A rewarding collection from the annual Pushcart Prize anthology series, now numbering 25 volumes.
Founded by editor Bill Henderson in the mid-1970s, the Pushcart Prize honored what he considered to be the best offerings from the country’s small presses and literary journals. The period, writes volume editor Brandt, corresponds with “a remarkable rebirth of both the art and the prestige of the essay,” and this gathering speaks very ably indeed to the power of a well-crafted piece of nonfiction to speak volumes in a short space. It begins, strangely, with one of the few clunkers, a diffuse piece on street life on the Mexican border that is long on idiom and local color but short on point; from there, however, the book quickly gathers steam. Brandt’s selections are nicely balanced, mixing work by men and women, by academics and nonacademics, by established and beginning writers; many of the contributions, including both personal and critical pieces, have gone on to appear in other anthologies and collections of the individual authors’ works.
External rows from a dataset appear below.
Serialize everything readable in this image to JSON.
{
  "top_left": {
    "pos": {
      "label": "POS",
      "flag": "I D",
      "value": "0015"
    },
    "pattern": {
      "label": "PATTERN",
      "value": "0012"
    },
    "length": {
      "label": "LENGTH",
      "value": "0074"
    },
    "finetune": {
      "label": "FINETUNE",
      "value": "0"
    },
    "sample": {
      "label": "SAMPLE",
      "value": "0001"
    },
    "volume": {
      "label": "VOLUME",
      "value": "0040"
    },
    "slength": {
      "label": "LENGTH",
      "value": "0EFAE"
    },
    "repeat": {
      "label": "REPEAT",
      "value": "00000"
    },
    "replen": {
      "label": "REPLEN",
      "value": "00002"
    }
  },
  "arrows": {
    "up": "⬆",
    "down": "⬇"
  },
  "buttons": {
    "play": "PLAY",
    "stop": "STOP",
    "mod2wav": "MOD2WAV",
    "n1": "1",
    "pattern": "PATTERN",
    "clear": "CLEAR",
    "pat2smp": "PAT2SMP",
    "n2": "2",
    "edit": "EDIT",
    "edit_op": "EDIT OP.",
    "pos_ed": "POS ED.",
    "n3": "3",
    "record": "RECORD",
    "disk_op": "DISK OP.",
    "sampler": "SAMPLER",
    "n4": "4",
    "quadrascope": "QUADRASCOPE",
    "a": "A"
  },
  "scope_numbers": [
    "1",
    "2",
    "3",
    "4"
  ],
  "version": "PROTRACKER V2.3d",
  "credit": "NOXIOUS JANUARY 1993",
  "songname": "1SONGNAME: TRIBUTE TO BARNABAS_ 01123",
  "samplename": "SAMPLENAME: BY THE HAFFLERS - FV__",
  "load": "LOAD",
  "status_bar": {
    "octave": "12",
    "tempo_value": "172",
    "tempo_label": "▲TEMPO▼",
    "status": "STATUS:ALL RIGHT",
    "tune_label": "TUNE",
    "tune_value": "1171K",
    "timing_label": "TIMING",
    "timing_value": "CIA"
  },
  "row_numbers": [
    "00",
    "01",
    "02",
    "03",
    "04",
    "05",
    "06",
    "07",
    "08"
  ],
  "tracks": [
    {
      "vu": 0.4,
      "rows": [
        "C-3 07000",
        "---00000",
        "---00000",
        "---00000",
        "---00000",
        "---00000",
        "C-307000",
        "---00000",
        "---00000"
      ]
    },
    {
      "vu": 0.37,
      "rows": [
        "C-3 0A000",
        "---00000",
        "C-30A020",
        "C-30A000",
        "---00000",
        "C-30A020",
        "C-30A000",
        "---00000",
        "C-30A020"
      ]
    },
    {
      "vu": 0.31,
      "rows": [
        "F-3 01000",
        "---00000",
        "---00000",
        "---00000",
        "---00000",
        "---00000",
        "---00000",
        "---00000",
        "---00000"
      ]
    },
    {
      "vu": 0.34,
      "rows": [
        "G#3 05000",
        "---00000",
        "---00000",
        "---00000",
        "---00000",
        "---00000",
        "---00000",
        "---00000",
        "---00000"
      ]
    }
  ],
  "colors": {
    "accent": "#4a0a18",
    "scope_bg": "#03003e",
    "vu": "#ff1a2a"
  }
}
Among the many highlights are Leslie Fiedler’s nicely peevish essay “Literature and Lucre,” about just that; Clark Blaise’s longish reflection on growing up Canadian, “Memories of Unhousement”; Donald Hall’s widely cited manifesto “Literature and Ambition,” Joyce Carol Oates’s thoughtful “Notes on Failure”; and Lewis Hyde’s remarkable “Two Accidents,” about the role of chance in art and life. Some of the best work, however, comes from writers who are largely unknown outside the small-press orbit: Irma Wallem’s touching essay “Sex,” set in a nursing home; Thomas Lynch’s “Jessica, the Hound, and the Basket Trade,” which gives readers an insider’s view of the mortician’s lot; and Lars Eighner’s spirited, punkish “On Dumpster Diving,” which reveals the treasures to be found in a grocery store’s trash.
Fine bedside reading, and a better-than-average textbook for composition students.